Annapolis, MD - While states like Pennsylvania, Delaware, and West Virginia have followed in New Jersey’s footsteps with legalizing full-scale sports wagering, Maryland appears to be going down a different path. In typical MD fashion, the state will likely be amongst the last to introduce sports betting.
You may recall that Maryland did not legalize slot machines until 2008, and a voter referendum in 2012 approved table games along with a sixth casino location. For comparison's sake, New Jersey opened its first casino in 1978 and West Virginia legalized casinos in 1994.
It seems as if sports betting in Maryland will once again be behind its neighbors when it comes to gambling expansion, though certain lawmakers did push for the opposite outcome. In February, the House of Delegates attempted to put a referendum on the November ballot to authorize sports betting. Though the bill got approval through the House, it quickly died in the Senate.
Now that the United States Supreme Court has ruled PASPA unconstitutional and other states have passed sports wagering laws, MD will be the odd-man out until their next opportunity to put sports betting on the ballot - 2020.
While you would naturally think this would be disappointing to sports fans in the state, lawmakers have taken the opposite opinion. Policymakers realize that though sports betting is a billion-dollar industry, not much of that money is actually wagered legally.

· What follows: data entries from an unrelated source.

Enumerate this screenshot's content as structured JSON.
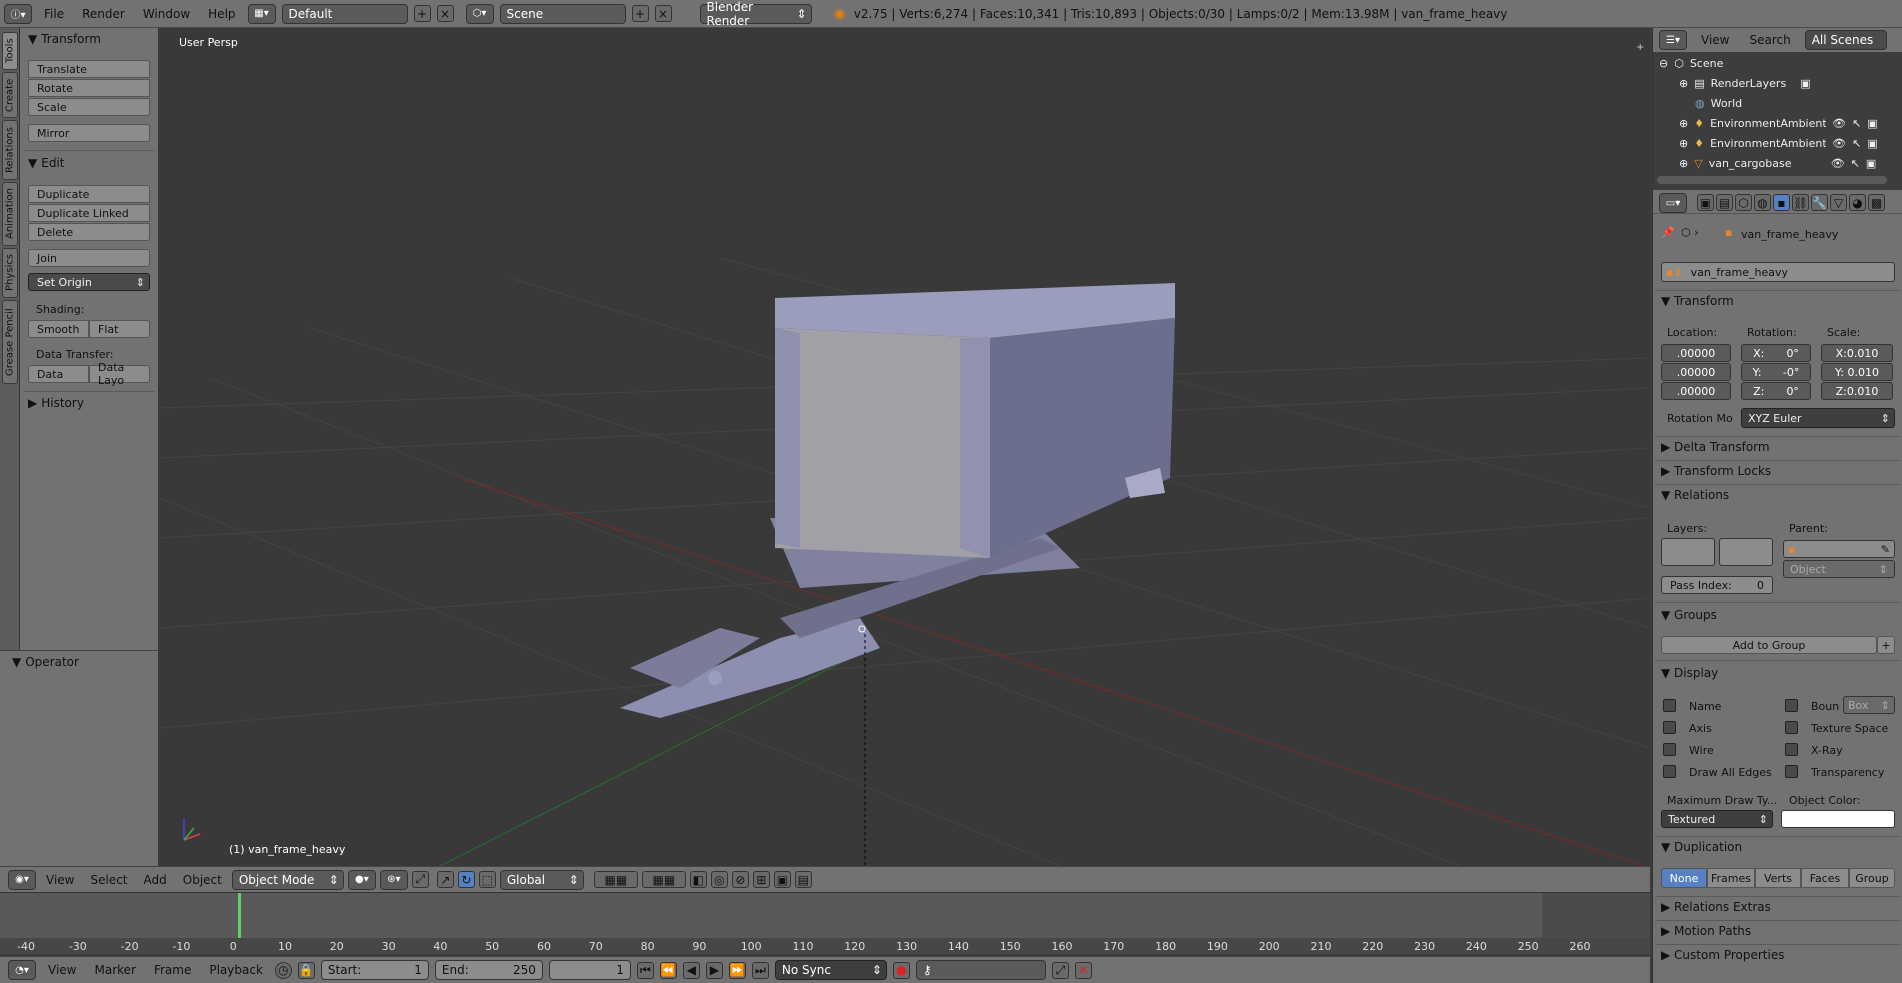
{
  "topbar": {
    "menus": [
      "File",
      "Render",
      "Window",
      "Help"
    ],
    "layout_field": "Default",
    "scene_field": "Scene",
    "engine": "Blender Render",
    "stats": "v2.75 | Verts:6,274 | Faces:10,341 | Tris:10,893 | Objects:0/30 | Lamps:0/2 | Mem:13.98M | van_frame_heavy"
  },
  "tabs": [
    "Tools",
    "Create",
    "Relations",
    "Animation",
    "Physics",
    "Grease Pencil"
  ],
  "toolshelf": {
    "transform_title": "Transform",
    "translate": "Translate",
    "rotate": "Rotate",
    "scale": "Scale",
    "mirror": "Mirror",
    "edit_title": "Edit",
    "duplicate": "Duplicate",
    "duplicate_linked": "Duplicate Linked",
    "delete": "Delete",
    "join": "Join",
    "set_origin": "Set Origin",
    "shading_label": "Shading:",
    "smooth": "Smooth",
    "flat": "Flat",
    "data_transfer_label": "Data Transfer:",
    "data": "Data",
    "data_layout": "Data Layo",
    "history_title": "History",
    "operator_title": "Operator"
  },
  "viewport": {
    "view_name": "User Persp",
    "object_label": "(1) van_frame_heavy"
  },
  "vpheader": {
    "menus": [
      "View",
      "Select",
      "Add",
      "Object"
    ],
    "mode": "Object Mode",
    "orientation": "Global"
  },
  "timeline": {
    "ticks": [
      "-40",
      "-30",
      "-20",
      "-10",
      "0",
      "10",
      "20",
      "30",
      "40",
      "50",
      "60",
      "70",
      "80",
      "90",
      "100",
      "110",
      "120",
      "130",
      "140",
      "150",
      "160",
      "170",
      "180",
      "190",
      "200",
      "210",
      "220",
      "230",
      "240",
      "250",
      "260"
    ],
    "menus": [
      "View",
      "Marker",
      "Frame",
      "Playback"
    ],
    "start_label": "Start:",
    "start_value": "1",
    "end_label": "End:",
    "end_value": "250",
    "current_frame": "1",
    "sync": "No Sync"
  },
  "outliner": {
    "view": "View",
    "search": "Search",
    "scenes": "All Scenes",
    "rows": [
      "Scene",
      "RenderLayers",
      "World",
      "EnvironmentAmbientLi",
      "EnvironmentAmbientLi",
      "van_cargobase"
    ]
  },
  "properties": {
    "breadcrumb": "van_frame_heavy",
    "object_name": "van_frame_heavy",
    "transform_title": "Transform",
    "location_label": "Location:",
    "rotation_label": "Rotation:",
    "scale_label": "Scale:",
    "location": [
      ".00000",
      ".00000",
      ".00000"
    ],
    "rotation": [
      {
        "axis": "X:",
        "value": "0°"
      },
      {
        "axis": "Y:",
        "value": "-0°"
      },
      {
        "axis": "Z:",
        "value": "0°"
      }
    ],
    "scale": [
      "X:0.010",
      "Y: 0.010",
      "Z:0.010"
    ],
    "rotation_mode_label": "Rotation Mo",
    "rotation_mode": "XYZ Euler",
    "delta_transform": "Delta Transform",
    "transform_locks": "Transform Locks",
    "relations_title": "Relations",
    "layers_label": "Layers:",
    "parent_label": "Parent:",
    "parent_type": "Object",
    "pass_index_label": "Pass Index:",
    "pass_index_value": "0",
    "groups_title": "Groups",
    "add_to_group": "Add to Group",
    "display_title": "Display",
    "display_left": [
      "Name",
      "Axis",
      "Wire",
      "Draw All Edges"
    ],
    "display_right": [
      "Boun",
      "Texture Space",
      "X-Ray",
      "Transparency"
    ],
    "bounds_type": "Box",
    "max_draw_label": "Maximum Draw Ty...",
    "object_color_label": "Object Color:",
    "max_draw_value": "Textured",
    "duplication_title": "Duplication",
    "duplication_options": [
      "None",
      "Frames",
      "Verts",
      "Faces",
      "Group"
    ],
    "relations_extras": "Relations Extras",
    "motion_paths": "Motion Paths",
    "custom_properties": "Custom Properties"
  },
  "colors": {
    "accent": "#5680c2",
    "frame_line": "#5fd35f",
    "mesh": "#8d8fb0"
  }
}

For example, during Super Bowl LII the American Gaming Association estimated that only 3%, or $138.5 million, of the $4.76 billion wagered on the game would be wagered at a legal Nevada sportsbook. That means that 97%, or $4.6 billion, would be wagered illegally.
In Nevada, about 2% of total revenue comes directly from sports wagering. This is hardly anything for MD legislators to jump at, especially since this number will potentially be lower with increased competition.
Analysts researching the economic impacts of sports betting in the state estimate that potential revenue would range from $13.7 million to $181 million annually. With Maryland’s casinos currently bringing in $140 million per month in revenue from table games and slots, even the high end of that estimate seems tiny in comparison.
Another reason why policymakers are slow to pull the trigger on legalized sports wagering is that there is no clear consensus on who should be able to offer it. The existing House bill authorized both horse racetracks and casinos to allow sports betting, but some lawmakers expressed that only casinos should be able to allow sports gambling.
Of course, Maryland’s proposed sports betting bill died before the Supreme Court ruled on Murphy vs. NCAA. With the federal sports betting ban lifted and multiple states legalizing the activity, MD will likely feel more pressure to come to a decision on the matter.
If and when sports betting does come to Maryland, gaming operators in the state will be ready. Joe Weinberg, CEO of Cordish Global Gaming, which owns Maryland Live! Casino in Hanover, expressed his interest.
“We would be prepared to commence sports betting pretty much immediately after the passage of the implementing legislation by the state of Maryland,” stated Weinberg. “We have the infrastructure in place to be able to add it very, very quickly.”
Barring a miraculous special session, the sports betting discussion will reopen in the 2019 legislative session with a potential vote on the matter in November 2020.